Armstrong sues to block doping charges
AUSTIN, Texas — A federal judge handed Lance Armstrong a quick setback Monday as he went to court to save his seven Tour de France titles and his reputation as one of the greatest cyclists ever.
Armstrong filed a lawsuit aimed at preventing the U.S. Anti-Doping Agency from moving ahead with charges that he used performance-enhancing drugs throughout much of his long career.
But within hours, U.S. District Court Judge Sam Sparks in Austin dismissed the 80-page complaint. He said it seemed more intended to whip up public opinion in Armstrong's favor than focus on legal arguments.
Sparks, however, did not rule on the merits of Armstrong's claims and will let him refile the lawsuit. Armstrong attorney Tim Herman said he will do that, possibly Tuesday.
The lawsuit claimed USADA rules violate athletes' constitutional right to a fair trial and that the agency doesn't have jurisdiction in Armstrong's case. It also accused USADA's chief executive, Travis Tygart, of waging a personal vendetta against the cancer survivor who won the Tour de France every year from 1999 to 2005.
The judge was not impressed with a filing that dedicated dozens of pages to Armstrong's career history and long-standing disputes with anti-doping officials.
“This Court is not inclined to indulge Armstrong's desire for publicity, self-aggrandizement or vilification of Defendants, by sifting through eighty mostly unnecessary pages in search of the few kernels of factual material relevant to his claims,” Sparks wrote.
Herman said he got the message.
“When (Sparks) speaks, I listen,” he said. “It doesn't change the legal issues involved or any of the relief that we seek.”
The lawsuit was an aggressive, and expected, move as Armstrong seeks to preserve his racing legacy and his place as an advocate for cancer survivors and research. He wants Sparks to bar USADA from pursuing its case or issuing any sanctions against him.
Armstrong asked the court to issue an injunction by Saturday, the deadline to formally challenge the case against him in USADA's arbitration process or accept the agency's sanctions. He could receive a lifetime ban from cycling and be stripped of his Tour de France victories if found guilty.
Armstrong insists he is innocent.
“The process (USADA) seek to force upon Lance Armstrong is not a fair process and truth is not its goal,” his lawsuit said, calling the USADA process a corrupt “kangaroo court.”
Tygart, who was named as co-defendant, said Armstrong's lawsuit is “aimed at concealing the truth” and predicted Sparks will rule in the agency's favor.

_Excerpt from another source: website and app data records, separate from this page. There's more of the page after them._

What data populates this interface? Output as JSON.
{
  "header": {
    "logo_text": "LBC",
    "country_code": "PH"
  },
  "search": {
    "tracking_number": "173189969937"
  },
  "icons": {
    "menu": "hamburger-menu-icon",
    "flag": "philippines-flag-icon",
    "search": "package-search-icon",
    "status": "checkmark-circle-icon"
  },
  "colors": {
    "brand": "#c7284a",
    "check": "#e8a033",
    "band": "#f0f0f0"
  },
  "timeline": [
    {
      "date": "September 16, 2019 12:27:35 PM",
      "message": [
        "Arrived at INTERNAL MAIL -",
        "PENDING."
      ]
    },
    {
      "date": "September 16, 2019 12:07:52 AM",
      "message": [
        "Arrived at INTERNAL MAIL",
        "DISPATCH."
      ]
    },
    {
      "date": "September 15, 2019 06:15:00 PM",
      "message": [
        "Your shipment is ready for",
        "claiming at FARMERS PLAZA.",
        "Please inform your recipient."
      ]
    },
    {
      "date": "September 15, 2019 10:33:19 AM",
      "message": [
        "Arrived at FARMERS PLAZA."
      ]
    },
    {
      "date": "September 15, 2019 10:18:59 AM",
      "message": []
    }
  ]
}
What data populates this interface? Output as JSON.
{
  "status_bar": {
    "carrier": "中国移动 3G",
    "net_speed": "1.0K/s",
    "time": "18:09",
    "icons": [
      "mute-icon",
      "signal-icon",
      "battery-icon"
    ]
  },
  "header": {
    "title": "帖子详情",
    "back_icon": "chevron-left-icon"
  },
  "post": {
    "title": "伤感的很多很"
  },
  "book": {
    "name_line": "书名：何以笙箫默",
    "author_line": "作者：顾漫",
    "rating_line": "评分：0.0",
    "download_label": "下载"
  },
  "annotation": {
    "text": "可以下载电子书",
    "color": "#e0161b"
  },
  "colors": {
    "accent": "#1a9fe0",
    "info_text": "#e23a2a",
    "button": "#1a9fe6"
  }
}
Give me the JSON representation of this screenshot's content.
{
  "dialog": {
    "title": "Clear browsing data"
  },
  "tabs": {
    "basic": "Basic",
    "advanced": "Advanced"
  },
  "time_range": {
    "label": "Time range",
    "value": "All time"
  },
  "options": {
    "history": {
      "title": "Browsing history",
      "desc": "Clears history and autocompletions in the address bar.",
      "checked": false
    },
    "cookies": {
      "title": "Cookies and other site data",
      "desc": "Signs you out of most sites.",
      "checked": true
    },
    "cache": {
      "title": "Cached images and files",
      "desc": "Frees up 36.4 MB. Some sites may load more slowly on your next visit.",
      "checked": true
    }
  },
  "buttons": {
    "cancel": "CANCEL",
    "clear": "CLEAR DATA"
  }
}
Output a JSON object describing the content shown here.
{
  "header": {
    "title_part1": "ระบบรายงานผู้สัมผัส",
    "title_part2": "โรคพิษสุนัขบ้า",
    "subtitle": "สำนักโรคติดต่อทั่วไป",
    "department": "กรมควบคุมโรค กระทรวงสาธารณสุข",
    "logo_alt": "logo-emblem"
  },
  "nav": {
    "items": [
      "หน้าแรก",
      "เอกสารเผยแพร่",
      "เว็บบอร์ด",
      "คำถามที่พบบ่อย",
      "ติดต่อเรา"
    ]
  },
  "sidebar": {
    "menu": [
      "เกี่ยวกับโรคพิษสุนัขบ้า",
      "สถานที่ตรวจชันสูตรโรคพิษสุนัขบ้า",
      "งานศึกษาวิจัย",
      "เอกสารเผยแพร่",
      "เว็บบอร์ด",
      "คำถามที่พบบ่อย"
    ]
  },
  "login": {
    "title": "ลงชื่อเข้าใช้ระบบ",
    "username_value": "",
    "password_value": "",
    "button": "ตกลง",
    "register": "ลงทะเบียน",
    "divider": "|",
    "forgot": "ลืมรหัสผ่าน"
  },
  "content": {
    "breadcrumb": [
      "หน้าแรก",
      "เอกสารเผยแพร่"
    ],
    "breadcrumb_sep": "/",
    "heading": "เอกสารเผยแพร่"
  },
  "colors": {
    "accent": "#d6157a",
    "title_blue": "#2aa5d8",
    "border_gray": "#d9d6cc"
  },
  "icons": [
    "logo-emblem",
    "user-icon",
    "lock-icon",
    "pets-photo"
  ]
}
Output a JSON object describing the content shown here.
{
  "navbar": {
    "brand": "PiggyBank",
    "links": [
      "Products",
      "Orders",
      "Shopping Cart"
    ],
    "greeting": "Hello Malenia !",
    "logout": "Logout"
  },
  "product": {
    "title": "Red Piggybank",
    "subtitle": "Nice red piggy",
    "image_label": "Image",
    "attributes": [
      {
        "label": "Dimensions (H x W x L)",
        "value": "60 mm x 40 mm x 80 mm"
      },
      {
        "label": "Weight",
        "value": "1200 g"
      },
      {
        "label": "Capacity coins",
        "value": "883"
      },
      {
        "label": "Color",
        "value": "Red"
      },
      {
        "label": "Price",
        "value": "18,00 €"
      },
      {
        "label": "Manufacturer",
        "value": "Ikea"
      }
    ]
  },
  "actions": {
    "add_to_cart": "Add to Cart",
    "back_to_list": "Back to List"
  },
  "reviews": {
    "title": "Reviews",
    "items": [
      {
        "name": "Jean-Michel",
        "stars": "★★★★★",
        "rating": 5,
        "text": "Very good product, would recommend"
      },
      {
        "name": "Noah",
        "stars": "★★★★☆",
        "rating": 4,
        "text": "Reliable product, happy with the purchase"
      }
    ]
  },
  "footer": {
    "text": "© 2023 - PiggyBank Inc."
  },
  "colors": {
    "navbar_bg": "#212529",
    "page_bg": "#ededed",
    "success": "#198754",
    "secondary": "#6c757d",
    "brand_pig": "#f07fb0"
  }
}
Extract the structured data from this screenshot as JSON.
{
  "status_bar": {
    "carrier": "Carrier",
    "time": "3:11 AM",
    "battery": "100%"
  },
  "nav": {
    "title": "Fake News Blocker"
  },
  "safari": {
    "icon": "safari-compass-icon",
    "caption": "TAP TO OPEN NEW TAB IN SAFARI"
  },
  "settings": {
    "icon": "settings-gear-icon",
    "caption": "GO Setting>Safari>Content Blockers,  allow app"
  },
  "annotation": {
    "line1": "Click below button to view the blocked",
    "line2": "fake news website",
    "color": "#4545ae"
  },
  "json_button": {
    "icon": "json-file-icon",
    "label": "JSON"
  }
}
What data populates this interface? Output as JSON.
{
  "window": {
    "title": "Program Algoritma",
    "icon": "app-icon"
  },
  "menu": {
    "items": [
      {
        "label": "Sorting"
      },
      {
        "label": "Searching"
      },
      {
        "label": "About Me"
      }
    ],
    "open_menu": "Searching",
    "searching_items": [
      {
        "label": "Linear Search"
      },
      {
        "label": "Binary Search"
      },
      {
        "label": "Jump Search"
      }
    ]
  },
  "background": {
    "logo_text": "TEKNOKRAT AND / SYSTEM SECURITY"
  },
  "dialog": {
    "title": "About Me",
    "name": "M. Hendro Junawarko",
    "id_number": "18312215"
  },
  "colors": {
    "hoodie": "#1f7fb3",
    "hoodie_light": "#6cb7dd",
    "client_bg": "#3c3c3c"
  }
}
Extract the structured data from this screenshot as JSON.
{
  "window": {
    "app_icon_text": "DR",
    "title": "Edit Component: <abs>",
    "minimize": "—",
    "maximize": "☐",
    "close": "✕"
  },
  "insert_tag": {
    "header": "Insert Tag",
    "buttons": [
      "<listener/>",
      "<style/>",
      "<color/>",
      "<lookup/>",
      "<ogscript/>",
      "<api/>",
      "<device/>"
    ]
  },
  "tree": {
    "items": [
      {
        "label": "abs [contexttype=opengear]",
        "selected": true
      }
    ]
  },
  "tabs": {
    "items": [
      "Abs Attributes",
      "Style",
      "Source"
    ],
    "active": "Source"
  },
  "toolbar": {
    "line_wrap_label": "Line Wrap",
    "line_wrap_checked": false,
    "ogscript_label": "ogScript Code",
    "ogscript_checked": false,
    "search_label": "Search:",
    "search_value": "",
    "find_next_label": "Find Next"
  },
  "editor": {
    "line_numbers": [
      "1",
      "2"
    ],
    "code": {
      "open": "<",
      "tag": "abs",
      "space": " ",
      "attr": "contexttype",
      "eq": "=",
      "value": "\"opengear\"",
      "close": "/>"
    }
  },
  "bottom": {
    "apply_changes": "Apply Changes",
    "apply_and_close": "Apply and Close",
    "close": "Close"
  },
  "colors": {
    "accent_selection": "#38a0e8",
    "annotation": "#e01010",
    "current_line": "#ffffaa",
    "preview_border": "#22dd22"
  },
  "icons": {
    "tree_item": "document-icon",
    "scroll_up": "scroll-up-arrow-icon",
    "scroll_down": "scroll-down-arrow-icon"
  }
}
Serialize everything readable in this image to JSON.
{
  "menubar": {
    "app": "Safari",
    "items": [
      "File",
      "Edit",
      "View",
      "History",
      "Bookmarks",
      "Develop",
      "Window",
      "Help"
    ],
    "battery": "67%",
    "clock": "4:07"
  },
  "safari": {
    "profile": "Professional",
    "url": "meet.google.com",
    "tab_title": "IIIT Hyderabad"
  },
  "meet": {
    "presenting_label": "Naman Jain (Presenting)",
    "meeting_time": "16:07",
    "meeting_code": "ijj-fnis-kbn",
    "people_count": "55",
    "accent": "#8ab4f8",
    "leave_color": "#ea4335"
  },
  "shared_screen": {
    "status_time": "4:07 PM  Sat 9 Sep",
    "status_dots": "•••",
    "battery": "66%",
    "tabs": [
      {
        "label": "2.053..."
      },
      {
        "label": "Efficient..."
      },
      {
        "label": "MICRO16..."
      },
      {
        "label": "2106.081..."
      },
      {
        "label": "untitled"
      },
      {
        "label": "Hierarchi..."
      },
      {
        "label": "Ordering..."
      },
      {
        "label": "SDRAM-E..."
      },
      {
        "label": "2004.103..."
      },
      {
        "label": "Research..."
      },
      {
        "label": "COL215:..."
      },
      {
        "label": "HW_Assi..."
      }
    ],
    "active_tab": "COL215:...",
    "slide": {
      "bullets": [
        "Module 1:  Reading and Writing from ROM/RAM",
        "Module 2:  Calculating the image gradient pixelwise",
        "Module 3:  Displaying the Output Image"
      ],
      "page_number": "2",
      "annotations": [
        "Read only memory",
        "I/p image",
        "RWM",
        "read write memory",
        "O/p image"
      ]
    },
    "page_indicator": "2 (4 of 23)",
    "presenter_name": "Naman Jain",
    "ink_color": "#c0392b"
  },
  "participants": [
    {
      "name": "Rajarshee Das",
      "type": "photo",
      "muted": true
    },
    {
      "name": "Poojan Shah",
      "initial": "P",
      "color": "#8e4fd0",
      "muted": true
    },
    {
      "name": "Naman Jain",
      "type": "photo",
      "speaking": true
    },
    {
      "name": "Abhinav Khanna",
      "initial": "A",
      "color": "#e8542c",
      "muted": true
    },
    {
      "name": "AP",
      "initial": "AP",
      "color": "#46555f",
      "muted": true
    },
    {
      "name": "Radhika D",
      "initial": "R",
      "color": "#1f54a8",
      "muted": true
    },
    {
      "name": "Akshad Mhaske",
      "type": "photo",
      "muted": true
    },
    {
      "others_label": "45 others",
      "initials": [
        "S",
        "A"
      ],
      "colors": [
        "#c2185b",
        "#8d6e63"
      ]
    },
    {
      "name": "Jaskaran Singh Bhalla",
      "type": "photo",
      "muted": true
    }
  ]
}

Armstrong, who retired in 2011, said he has passed more than 500 drug tests in his career and was never flagged for a positive test.
Also charged by USADA are former Armstrong team manager Johan Bruyneel and several team doctors and associates.